§ WORK REQUEST:
From the first line to the last, print the data exactly as it appears.

··········

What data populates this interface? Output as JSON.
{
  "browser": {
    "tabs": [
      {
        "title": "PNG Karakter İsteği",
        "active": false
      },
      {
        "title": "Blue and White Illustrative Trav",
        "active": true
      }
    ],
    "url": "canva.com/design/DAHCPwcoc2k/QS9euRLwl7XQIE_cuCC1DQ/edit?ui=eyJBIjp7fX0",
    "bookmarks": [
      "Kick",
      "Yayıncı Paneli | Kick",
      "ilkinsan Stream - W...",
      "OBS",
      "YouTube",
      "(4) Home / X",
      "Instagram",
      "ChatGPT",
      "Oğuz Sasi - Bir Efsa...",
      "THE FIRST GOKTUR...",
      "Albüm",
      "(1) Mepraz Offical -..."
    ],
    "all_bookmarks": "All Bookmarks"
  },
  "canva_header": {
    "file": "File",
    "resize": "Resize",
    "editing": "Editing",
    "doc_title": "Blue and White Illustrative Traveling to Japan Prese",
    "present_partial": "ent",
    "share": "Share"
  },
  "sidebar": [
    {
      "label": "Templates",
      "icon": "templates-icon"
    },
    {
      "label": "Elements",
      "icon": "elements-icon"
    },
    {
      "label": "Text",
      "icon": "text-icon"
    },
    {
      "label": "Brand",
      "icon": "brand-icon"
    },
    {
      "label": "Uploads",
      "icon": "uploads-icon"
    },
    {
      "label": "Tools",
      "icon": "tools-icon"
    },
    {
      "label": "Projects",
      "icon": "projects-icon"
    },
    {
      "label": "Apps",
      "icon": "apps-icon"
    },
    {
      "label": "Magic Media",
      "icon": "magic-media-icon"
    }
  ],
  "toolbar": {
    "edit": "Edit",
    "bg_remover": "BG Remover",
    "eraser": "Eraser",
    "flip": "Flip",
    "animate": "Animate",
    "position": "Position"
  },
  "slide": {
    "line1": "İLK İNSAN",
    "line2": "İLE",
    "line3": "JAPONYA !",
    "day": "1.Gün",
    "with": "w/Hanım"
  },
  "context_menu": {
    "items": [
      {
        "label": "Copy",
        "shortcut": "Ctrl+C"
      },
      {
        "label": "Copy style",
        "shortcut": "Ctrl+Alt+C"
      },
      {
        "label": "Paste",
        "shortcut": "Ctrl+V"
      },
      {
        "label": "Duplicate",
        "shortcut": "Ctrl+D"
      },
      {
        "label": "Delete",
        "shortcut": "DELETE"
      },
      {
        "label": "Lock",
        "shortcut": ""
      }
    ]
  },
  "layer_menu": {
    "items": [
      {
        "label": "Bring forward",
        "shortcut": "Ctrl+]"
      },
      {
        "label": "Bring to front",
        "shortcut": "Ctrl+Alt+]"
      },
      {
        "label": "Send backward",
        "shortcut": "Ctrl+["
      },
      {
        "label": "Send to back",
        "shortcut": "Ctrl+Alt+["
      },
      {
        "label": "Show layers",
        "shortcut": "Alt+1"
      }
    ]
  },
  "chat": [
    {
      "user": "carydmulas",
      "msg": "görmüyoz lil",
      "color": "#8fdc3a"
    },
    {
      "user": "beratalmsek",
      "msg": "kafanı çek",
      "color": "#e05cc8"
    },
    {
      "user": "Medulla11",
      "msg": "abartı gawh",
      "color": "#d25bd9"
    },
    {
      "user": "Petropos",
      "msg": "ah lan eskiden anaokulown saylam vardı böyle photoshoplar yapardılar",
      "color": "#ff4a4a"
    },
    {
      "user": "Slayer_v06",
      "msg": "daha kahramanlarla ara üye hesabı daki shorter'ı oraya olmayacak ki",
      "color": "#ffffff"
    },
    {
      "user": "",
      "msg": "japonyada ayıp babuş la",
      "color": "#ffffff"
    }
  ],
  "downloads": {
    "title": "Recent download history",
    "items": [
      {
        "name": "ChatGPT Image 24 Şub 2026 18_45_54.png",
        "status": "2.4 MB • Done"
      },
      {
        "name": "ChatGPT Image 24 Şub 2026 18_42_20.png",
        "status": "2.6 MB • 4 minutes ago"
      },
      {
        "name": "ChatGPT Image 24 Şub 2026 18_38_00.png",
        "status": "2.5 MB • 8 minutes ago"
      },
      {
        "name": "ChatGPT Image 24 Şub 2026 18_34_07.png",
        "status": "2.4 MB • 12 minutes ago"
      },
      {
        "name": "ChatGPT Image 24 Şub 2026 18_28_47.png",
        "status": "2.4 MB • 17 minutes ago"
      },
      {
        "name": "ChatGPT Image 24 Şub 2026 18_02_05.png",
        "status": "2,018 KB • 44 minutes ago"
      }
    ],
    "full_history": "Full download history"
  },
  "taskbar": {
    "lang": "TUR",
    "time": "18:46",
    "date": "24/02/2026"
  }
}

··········

§ ANSWER BELOW:
What data populates this interface? Output as JSON.
{
  "browser": {
    "tabs": [
      {
        "title": "PNG Karakter İsteği",
        "active": false
      },
      {
        "title": "Blue and White Illustrative Trav",
        "active": true
      }
    ],
    "url": "canva.com/design/DAHCPwcoc2k/QS9euRLwl7XQIE_cuCC1DQ/edit?ui=eyJBIjp7fX0",
    "bookmarks": [
      "Kick",
      "Yayıncı Paneli | Kick",
      "ilkinsan Stream - W...",
      "OBS",
      "YouTube",
      "(4) Home / X",
      "Instagram",
      "ChatGPT",
      "Oğuz Sasi - Bir Efsa...",
      "THE FIRST GOKTUR...",
      "Albüm",
      "(1) Mepraz Offical -..."
    ],
    "all_bookmarks": "All Bookmarks"
  },
  "canva_header": {
    "file": "File",
    "resize": "Resize",
    "editing": "Editing",
    "doc_title": "Blue and White Illustrative Traveling to Japan Prese",
    "present_partial": "ent",
    "share": "Share"
  },
  "sidebar": [
    {
      "label": "Templates",
      "icon": "templates-icon"
    },
    {
      "label": "Elements",
      "icon": "elements-icon"
    },
    {
      "label": "Text",
      "icon": "text-icon"
    },
    {
      "label": "Brand",
      "icon": "brand-icon"
    },
    {
      "label": "Uploads",
      "icon": "uploads-icon"
    },
    {
      "label": "Tools",
      "icon": "tools-icon"
    },
    {
      "label": "Projects",
      "icon": "projects-icon"
    },
    {
      "label": "Apps",
      "icon": "apps-icon"
    },
    {
      "label": "Magic Media",
      "icon": "magic-media-icon"
    }
  ],
  "toolbar": {
    "edit": "Edit",
    "bg_remover": "BG Remover",
    "eraser": "Eraser",
    "flip": "Flip",
    "animate": "Animate",
    "position": "Position"
  },
  "slide": {
    "line1": "İLK İNSAN",
    "line2": "İLE",
    "line3": "JAPONYA !",
    "day": "1.Gün",
    "with": "w/Hanım"
  },
  "context_menu": {
    "items": [
      {
        "label": "Copy",
        "shortcut": "Ctrl+C"
      },
      {
        "label": "Copy style",
        "shortcut": "Ctrl+Alt+C"
      },
      {
        "label": "Paste",
        "shortcut": "Ctrl+V"
      },
      {
        "label": "Duplicate",
        "shortcut": "Ctrl+D"
      },
      {
        "label": "Delete",
        "shortcut": "DELETE"
      },
      {
        "label": "Lock",
        "shortcut": ""
      }
    ]
  },
  "layer_menu": {
    "items": [
      {
        "label": "Bring forward",
        "shortcut": "Ctrl+]"
      },
      {
        "label": "Bring to front",
        "shortcut": "Ctrl+Alt+]"
      },
      {
        "label": "Send backward",
        "shortcut": "Ctrl+["
      },
      {
        "label": "Send to back",
        "shortcut": "Ctrl+Alt+["
      },
      {
        "label": "Show layers",
        "shortcut": "Alt+1"
      }
    ]
  },
  "chat": [
    {
      "user": "carydmulas",
      "msg": "görmüyoz lil",
      "color": "#8fdc3a"
    },
    {
      "user": "beratalmsek",
      "msg": "kafanı çek",
      "color": "#e05cc8"
    },
    {
      "user": "Medulla11",
      "msg": "abartı gawh",
      "color": "#d25bd9"
    },
    {
      "user": "Petropos",
      "msg": "ah lan eskiden anaokulown saylam vardı böyle photoshoplar yapardılar",
      "color": "#ff4a4a"
    },
    {
      "user": "Slayer_v06",
      "msg": "daha kahramanlarla ara üye hesabı daki shorter'ı oraya olmayacak ki",
      "color": "#ffffff"
    },
    {
      "user": "",
      "msg": "japonyada ayıp babuş la",
      "color": "#ffffff"
    }
  ],
  "downloads": {
    "title": "Recent download history",
    "items": [
      {
        "name": "ChatGPT Image 24 Şub 2026 18_45_54.png",
        "status": "2.4 MB • Done"
      },
      {
        "name": "ChatGPT Image 24 Şub 2026 18_42_20.png",
        "status": "2.6 MB • 4 minutes ago"
      },
      {
        "name": "ChatGPT Image 24 Şub 2026 18_38_00.png",
        "status": "2.5 MB • 8 minutes ago"
      },
      {
        "name": "ChatGPT Image 24 Şub 2026 18_34_07.png",
        "status": "2.4 MB • 12 minutes ago"
      },
      {
        "name": "ChatGPT Image 24 Şub 2026 18_28_47.png",
        "status": "2.4 MB • 17 minutes ago"
      },
      {
        "name": "ChatGPT Image 24 Şub 2026 18_02_05.png",
        "status": "2,018 KB • 44 minutes ago"
      }
    ],
    "full_history": "Full download history"
  },
  "taskbar": {
    "lang": "TUR",
    "time": "18:46",
    "date": "24/02/2026"
  }
}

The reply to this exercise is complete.